The Changing Face of AWTE
June 16, 2022
Even after all these years, we have a hard time referring to Time Spent Listening (TSL) as Average Weekly Time Exposed (AWTE) in Portable People Meter (PPM) markets. We also seem to love those acronyms.
As The Ratings Experts, we have the benefit of looking at data from numerous markets in a variety of formats every single survey.
Over time we had developed some rough benchmarks on what constituted a healthy TSL (sorry, we’re old school) for a station. These varied by format. For example, a sports station will generally have higher TSL than a music station. That said, as a general rule, in a 25-54 setting if a station had north of two hours of weekly TSL, they were probably in good shape.

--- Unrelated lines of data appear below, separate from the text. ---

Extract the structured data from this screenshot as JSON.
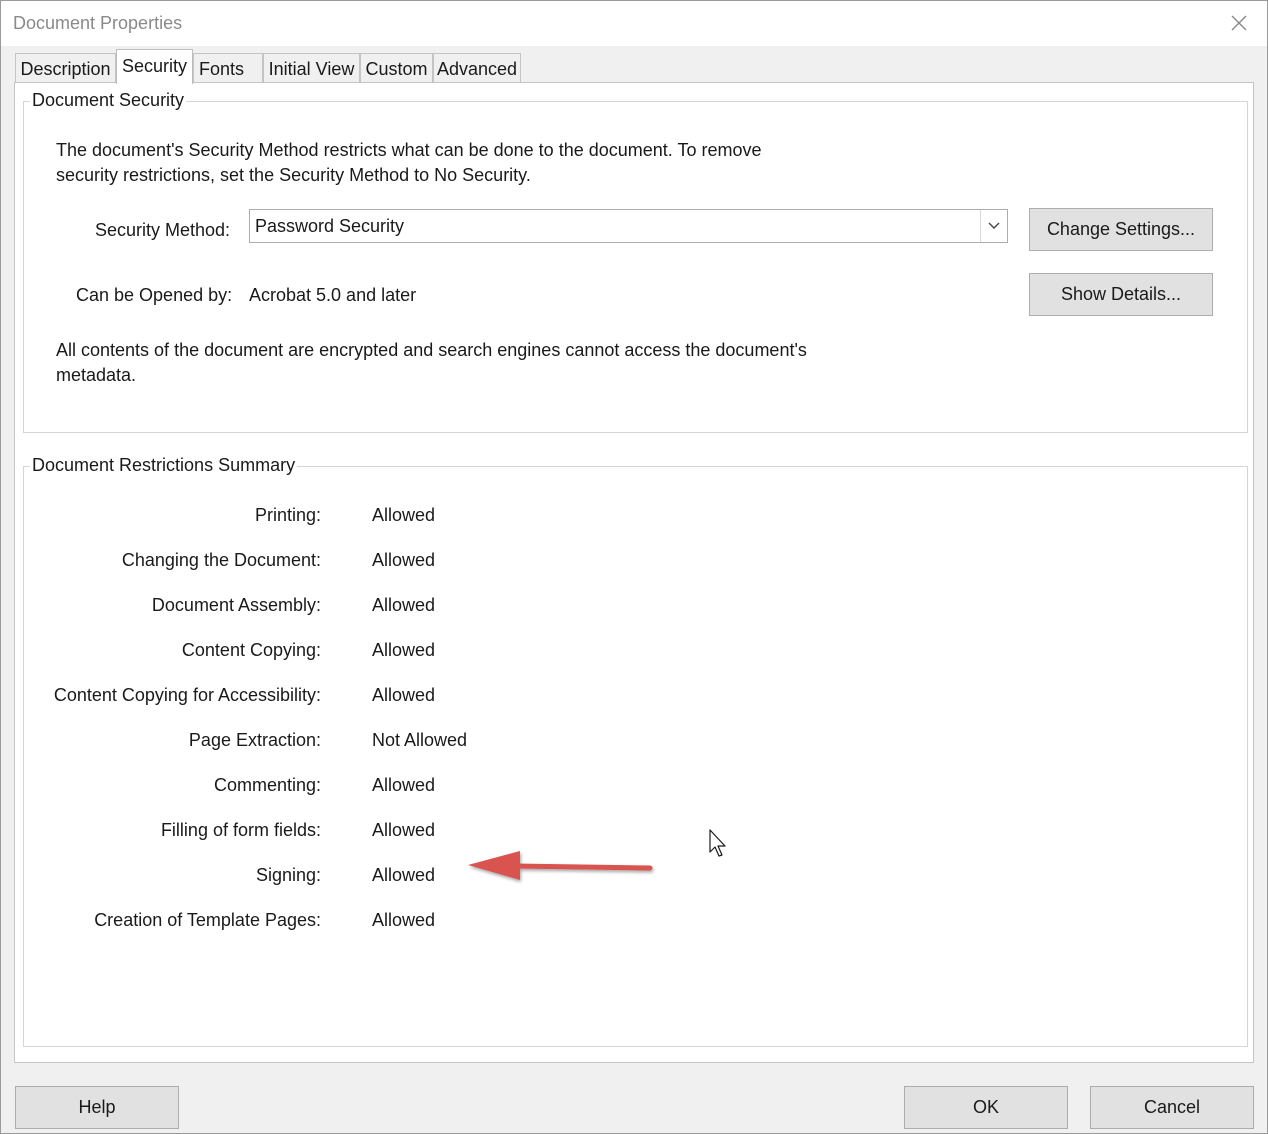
{
  "window": {
    "title": "Document Properties"
  },
  "tabs": [
    {
      "label": "Description"
    },
    {
      "label": "Security"
    },
    {
      "label": "Fonts"
    },
    {
      "label": "Initial View"
    },
    {
      "label": "Custom"
    },
    {
      "label": "Advanced"
    }
  ],
  "active_tab": "Security",
  "document_security": {
    "legend": "Document Security",
    "intro_line1": "The document's Security Method restricts what can be done to the document. To remove",
    "intro_line2": "security restrictions, set the Security Method to No Security.",
    "security_method_label": "Security Method:",
    "security_method_value": "Password Security",
    "change_settings_label": "Change Settings...",
    "opened_by_label": "Can be Opened by:",
    "opened_by_value": "Acrobat 5.0 and later",
    "show_details_label": "Show Details...",
    "encryption_note_line1": "All contents of the document are encrypted and search engines cannot access the document's",
    "encryption_note_line2": "metadata."
  },
  "restrictions": {
    "legend": "Document Restrictions Summary",
    "rows": [
      {
        "label": "Printing:",
        "value": "Allowed"
      },
      {
        "label": "Changing the Document:",
        "value": "Allowed"
      },
      {
        "label": "Document Assembly:",
        "value": "Allowed"
      },
      {
        "label": "Content Copying:",
        "value": "Allowed"
      },
      {
        "label": "Content Copying for Accessibility:",
        "value": "Allowed"
      },
      {
        "label": "Page Extraction:",
        "value": "Not Allowed"
      },
      {
        "label": "Commenting:",
        "value": "Allowed"
      },
      {
        "label": "Filling of form fields:",
        "value": "Allowed"
      },
      {
        "label": "Signing:",
        "value": "Allowed"
      },
      {
        "label": "Creation of Template Pages:",
        "value": "Allowed"
      }
    ]
  },
  "footer": {
    "help_label": "Help",
    "ok_label": "OK",
    "cancel_label": "Cancel"
  },
  "colors": {
    "annotation_arrow": "#d9534f",
    "button_face": "#e1e1e1",
    "dialog_background": "#f0f0f0"
  },
  "icons": {
    "close": "close-icon",
    "dropdown": "chevron-down-icon",
    "annotation": "arrow-left-annotation-icon",
    "cursor": "mouse-pointer-icon"
  }
}
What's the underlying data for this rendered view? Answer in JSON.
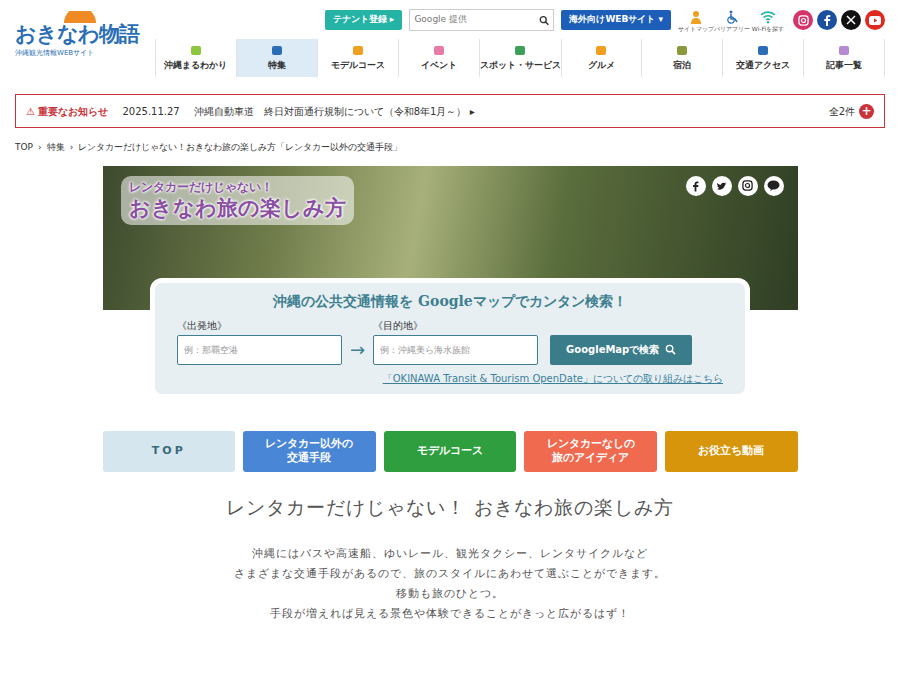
{
  "header": {
    "logo": {
      "title": "おきなわ物語",
      "subtitle": "沖縄観光情報WEBサイト"
    },
    "tenant_button": {
      "label": "テナント登録",
      "icon": "▸"
    },
    "search": {
      "placeholder": "Google 提供"
    },
    "overseas_button": {
      "label": "海外向けWEBサイト",
      "icon": "▾"
    },
    "utilities": [
      "サイトマップ",
      "バリアフリー",
      "Wi-Fiを探す"
    ]
  },
  "nav": [
    {
      "label": "沖縄まるわかり",
      "selected": false
    },
    {
      "label": "特集",
      "selected": true
    },
    {
      "label": "モデルコース",
      "selected": false
    },
    {
      "label": "イベント",
      "selected": false
    },
    {
      "label": "スポット・サービス",
      "selected": false
    },
    {
      "label": "グルメ",
      "selected": false
    },
    {
      "label": "宿泊",
      "selected": false
    },
    {
      "label": "交通アクセス",
      "selected": false
    },
    {
      "label": "記事一覧",
      "selected": false
    }
  ],
  "notice": {
    "icon": "⚠",
    "label": "重要なお知らせ",
    "date": "2025.11.27",
    "text": "沖縄自動車道　終日対面通行規制について（令和8年1月～）",
    "arrow": "▸",
    "count": "全2件",
    "more": "+"
  },
  "breadcrumb": {
    "separator": "›",
    "items": [
      "TOP",
      "特集",
      "レンタカーだけじゃない！おきなわ旅の楽しみ方「レンタカー以外の交通手段」"
    ]
  },
  "hero": {
    "line1": "レンタカーだけじゃない！",
    "line2": "おきなわ旅の楽しみ方"
  },
  "route_search": {
    "title": "沖縄の公共交通情報を Googleマップでカンタン検索！",
    "from_label": "《出発地》",
    "from_placeholder": "例：那覇空港",
    "arrow": "→",
    "to_label": "《目的地》",
    "to_placeholder": "例：沖縄美ら海水族館",
    "button": "GoogleMapで検索",
    "link": "「OKINAWA Transit & Tourism OpenDate」についての取り組みはこちら"
  },
  "tabs": [
    {
      "lines": [
        "TOP"
      ],
      "color": "#d6e6ee",
      "selected": true
    },
    {
      "lines": [
        "レンタカー以外の",
        "交通手段"
      ],
      "color": "#4a86d6",
      "selected": false
    },
    {
      "lines": [
        "モデルコース"
      ],
      "color": "#2e9e3e",
      "selected": false
    },
    {
      "lines": [
        "レンタカーなしの",
        "旅のアイディア"
      ],
      "color": "#ef6a4f",
      "selected": false
    },
    {
      "lines": [
        "お役立ち動画"
      ],
      "color": "#d6950a",
      "selected": false
    }
  ],
  "heading": "レンタカーだけじゃない！ おきなわ旅の楽しみ方",
  "intro": [
    "沖縄にはバスや高速船、ゆいレール、観光タクシー、レンタサイクルなど",
    "さまざまな交通手段があるので、旅のスタイルにあわせて選ぶことができます。",
    "移動も旅のひとつ。",
    "手段が増えれば見える景色や体験できることがきっと広がるはず！"
  ]
}
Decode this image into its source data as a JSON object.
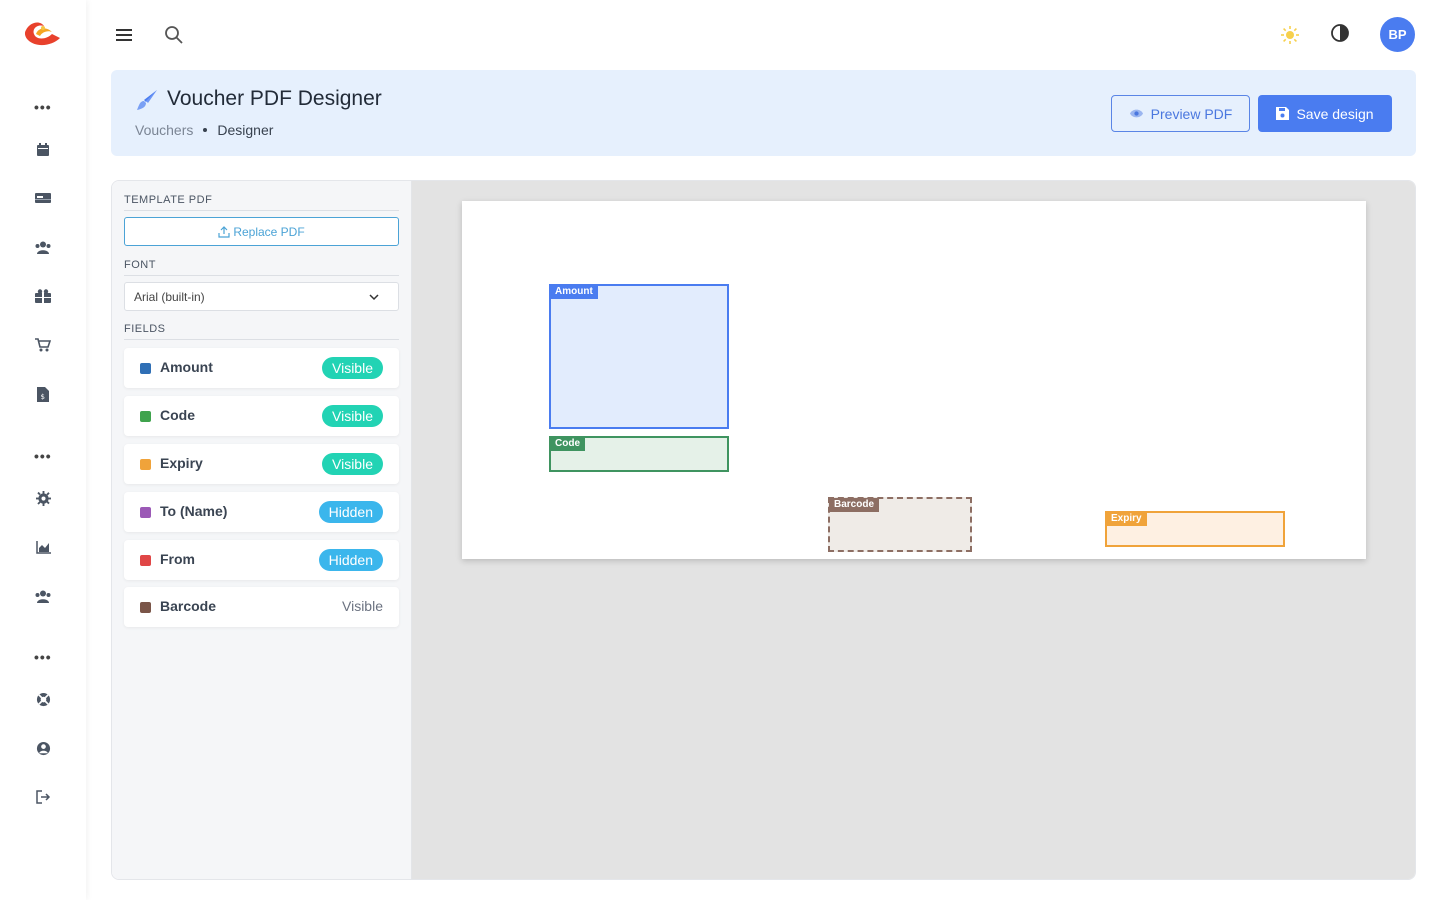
{
  "topbar": {
    "menu_icon": "hamburger-icon",
    "search_icon": "search-icon",
    "theme_icon": "sun-icon",
    "contrast_icon": "contrast-icon",
    "avatar_initials": "BP"
  },
  "sidebar": {
    "logo": "app-logo",
    "items": [
      "calendar-icon",
      "card-icon",
      "users-icon",
      "gift-icon",
      "cart-icon",
      "file-dollar-icon",
      "gear-icon",
      "chart-icon",
      "team-icon",
      "support-icon",
      "account-icon",
      "logout-icon"
    ]
  },
  "header": {
    "title": "Voucher PDF Designer",
    "breadcrumb_parent": "Vouchers",
    "breadcrumb_current": "Designer",
    "preview_label": "Preview PDF",
    "save_label": "Save design"
  },
  "panel": {
    "template_label": "TEMPLATE PDF",
    "replace_label": "Replace PDF",
    "font_label": "FONT",
    "font_value": "Arial (built-in)",
    "fields_label": "FIELDS",
    "fields": [
      {
        "name": "Amount",
        "status": "Visible",
        "color": "#2f6fb5"
      },
      {
        "name": "Code",
        "status": "Visible",
        "color": "#3fa34d"
      },
      {
        "name": "Expiry",
        "status": "Visible",
        "color": "#f0a33a"
      },
      {
        "name": "To (Name)",
        "status": "Hidden",
        "color": "#9b59b6"
      },
      {
        "name": "From",
        "status": "Hidden",
        "color": "#e04646"
      },
      {
        "name": "Barcode",
        "status": "Visible",
        "color": "#7a5548"
      }
    ]
  },
  "canvas": {
    "boxes": {
      "amount": "Amount",
      "code": "Code",
      "barcode": "Barcode",
      "expiry": "Expiry"
    }
  }
}
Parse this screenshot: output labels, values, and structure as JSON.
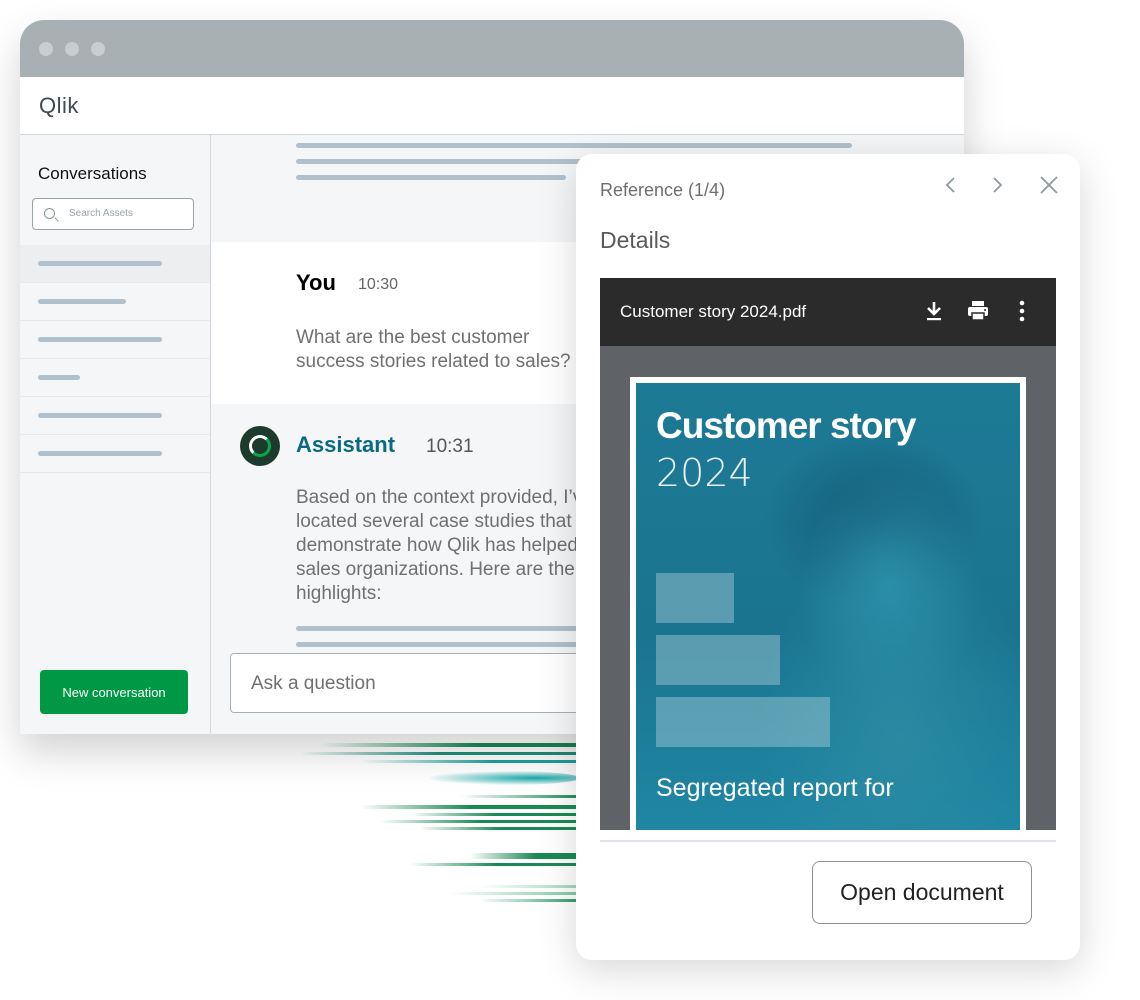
{
  "app": {
    "logo": "Qlik"
  },
  "sidebar": {
    "title": "Conversations",
    "search_placeholder": "Search Assets",
    "items_count": 6,
    "new_conversation_label": "New conversation"
  },
  "chat": {
    "user": {
      "name": "You",
      "time": "10:30",
      "message": "What are the best customer success stories related to sales?"
    },
    "assistant": {
      "name": "Assistant",
      "time": "10:31",
      "message": "Based on the context provided, I’ve located several case studies that demonstrate how Qlik has helped sales organizations. Here are the highlights:"
    },
    "input_placeholder": "Ask a question"
  },
  "reference": {
    "title": "Reference (1/4)",
    "section": "Details",
    "file_name": "Customer story 2024.pdf",
    "cover_title": "Customer story",
    "cover_year": "2024",
    "cover_subtitle": "Segregated report for",
    "open_button": "Open document"
  },
  "colors": {
    "brand_green": "#009845",
    "assistant_teal": "#0b6a82",
    "placeholder_bar": "#b0c0cc"
  }
}
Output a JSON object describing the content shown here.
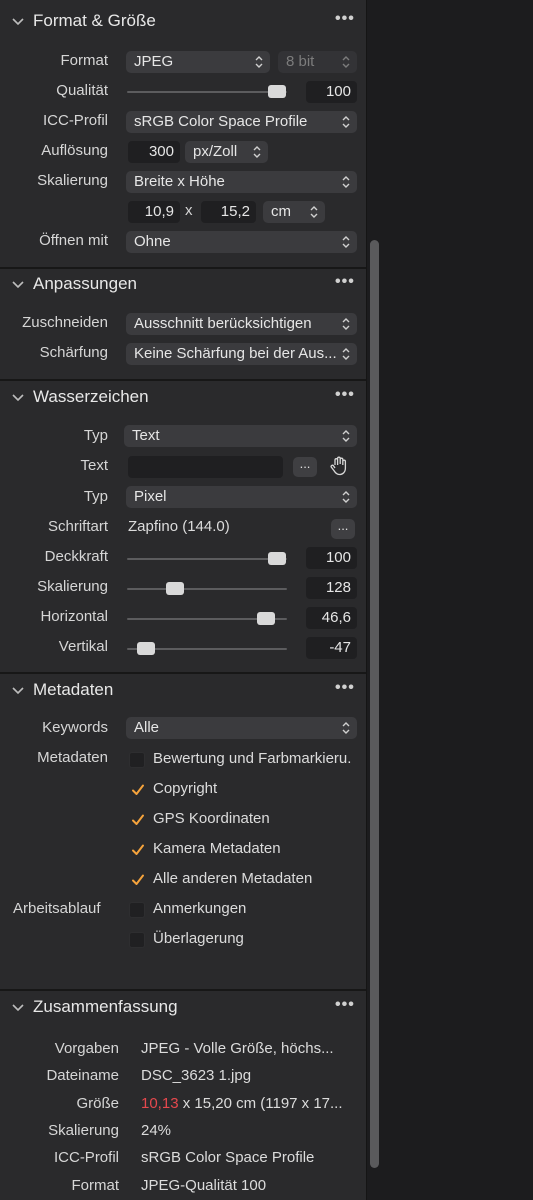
{
  "format_section": {
    "title": "Format & Größe",
    "more": "•••",
    "format_label": "Format",
    "format_value": "JPEG",
    "bitdepth_value": "8 bit",
    "quality_label": "Qualität",
    "quality_value": "100",
    "quality_fraction": 1.0,
    "icc_label": "ICC-Profil",
    "icc_value": "sRGB Color Space Profile",
    "resolution_label": "Auflösung",
    "resolution_value": "300",
    "resolution_unit": "px/Zoll",
    "scaling_label": "Skalierung",
    "scaling_value": "Breite x Höhe",
    "width_value": "10,9",
    "times": "x",
    "height_value": "15,2",
    "size_unit": "cm",
    "open_with_label": "Öffnen mit",
    "open_with_value": "Ohne"
  },
  "adjustments_section": {
    "title": "Anpassungen",
    "more": "•••",
    "crop_label": "Zuschneiden",
    "crop_value": "Ausschnitt berücksichtigen",
    "sharpen_label": "Schärfung",
    "sharpen_value": "Keine Schärfung bei der Aus..."
  },
  "watermark_section": {
    "title": "Wasserzeichen",
    "more": "•••",
    "type_label": "Typ",
    "type_value": "Text",
    "text_label": "Text",
    "text_value": "",
    "text_more": "...",
    "unit_label": "Typ",
    "unit_value": "Pixel",
    "font_label": "Schriftart",
    "font_value": "Zapfino (144.0)",
    "font_more": "...",
    "opacity_label": "Deckkraft",
    "opacity_value": "100",
    "scale_label": "Skalierung",
    "scale_value": "128",
    "horizontal_label": "Horizontal",
    "horizontal_value": "46,6",
    "vertical_label": "Vertikal",
    "vertical_value": "-47"
  },
  "metadata_section": {
    "title": "Metadaten",
    "more": "•••",
    "keywords_label": "Keywords",
    "keywords_value": "Alle",
    "metadata_label": "Metadaten",
    "workflow_label": "Arbeitsablauf",
    "items": [
      {
        "label": "Bewertung und Farbmarkieru.",
        "checked": false
      },
      {
        "label": "Copyright",
        "checked": true
      },
      {
        "label": "GPS Koordinaten",
        "checked": true
      },
      {
        "label": "Kamera Metadaten",
        "checked": true
      },
      {
        "label": "Alle anderen Metadaten",
        "checked": true
      },
      {
        "label": "Anmerkungen",
        "checked": false
      },
      {
        "label": "Überlagerung",
        "checked": false
      }
    ]
  },
  "summary_section": {
    "title": "Zusammenfassung",
    "more": "•••",
    "preset_label": "Vorgaben",
    "preset_value": "JPEG - Volle Größe, höchs...",
    "filename_label": "Dateiname",
    "filename_value": "DSC_3623 1.jpg",
    "size_label": "Größe",
    "size_value_red": "10,13",
    "size_value_rest": " x 15,20 cm (1197 x 17...",
    "scaling_label": "Skalierung",
    "scaling_value": "24%",
    "icc_label": "ICC-Profil",
    "icc_value": "sRGB Color Space Profile",
    "format_label": "Format",
    "format_value": "JPEG-Qualität 100"
  },
  "colors": {
    "panel": "#2a2a2c",
    "control": "#3b3b3e",
    "check": "#f5a33c",
    "warning": "#e5484d"
  }
}
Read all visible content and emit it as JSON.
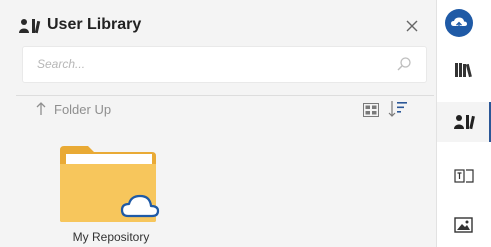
{
  "panel": {
    "title": "User Library",
    "title_icon": "user-library-icon",
    "close_icon": "close-icon"
  },
  "search": {
    "placeholder": "Search...",
    "value": "",
    "icon": "search-icon"
  },
  "toolbar": {
    "folder_up_label": "Folder Up",
    "folder_up_icon": "arrow-up-icon",
    "grid_view_icon": "grid-view-icon",
    "sort_icon": "sort-icon"
  },
  "items": [
    {
      "label": "My Repository",
      "icon": "cloud-folder-icon"
    }
  ],
  "rail": {
    "buttons": [
      {
        "icon": "cloud-badge-icon"
      },
      {
        "icon": "books-library-icon"
      },
      {
        "icon": "user-library-icon",
        "active": true
      },
      {
        "icon": "text-frame-icon"
      },
      {
        "icon": "image-icon"
      }
    ]
  },
  "colors": {
    "panel_bg": "#f4f4f4",
    "accent": "#1f5aa6",
    "folder": "#f7c65c",
    "folder_dark": "#e9aa35"
  }
}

This number was affected by market conditions, of course. What is the competitive format landscape? How does the ethnic skew impact listening? What is the target age range of the station?
Yet, even with all those variables we were able to establish some rough baselines. COVID-19 changed all of that.
Specifically, we have seen a dramatic decrease in market TSL. Prior to the pandemic, it was not unusual to see markets in the nine- and ten-hour range for 25-54 TSL. Now, it is not unusual to see market listening under seven hours a week. Think about what that means. The AVERAGE radio listener in those markets is spending LESS than an hour a day with ALL radio. This trend is even more pronounced with the 18-24 and 25-34 demo cells.
The pandemic shutdown began in March 2020, and it caused TSL to crater. While we have seen it rebound, TSL is nowhere near 2019 levels. Take a minute to run a market listening report in Tapscan comparing your most recent survey with 2019. Chances are you will see a noticeable gap between the two surveys.
All of this has caused us to re-think our TSL standards. IF you are able to exceed that two-hour mark in today’s environment, then you are likely in a strong position.
Big caveat here: TSL is only one part of your Average Quarter Hour (AQH) number. Cume is the other factor. Sometimes a high TSL can be the result of a small but extremely loyal audience. Formats like Christian contemporary come to mind here.
What does this mean? More importantly, what can you do with this information?
Getting cume is difficult. It usually involves marketing dollars and those are in short supply. Squeezing more TSL out of your existing cume is something within your control. Remember that TSL is made up of two data points. Occasions (how often someone gives you five minutes in a quarter hour) and Durations (how long that occasion lasts).
Increasing durations is a nice idea but not always practical. NPR likes to talk about “driveway moments,” but let’s be real. After an hour-long commute, is someone going to sit in their driveway because of a clever tease?
Your best option is to increase occasions of listening. Spinning your audience through different day parts (vertical recycling) or more days of the week (horizontal recycling) has a much better chance of success.
Shameless plug here. We have several proprietary reports that can help you know your audience more intimately. We have charts in Instant Answer that can show you how well you are recycling. Our Exact Age and Hot Zip reports can give you a more granular look at who is listening to your station (and the competition).
Whether you call it AWTE or TSL, how much time your audience spends with your station is a key indicator of how healthy your product is.
-Steve Allan, Programming Research Consultant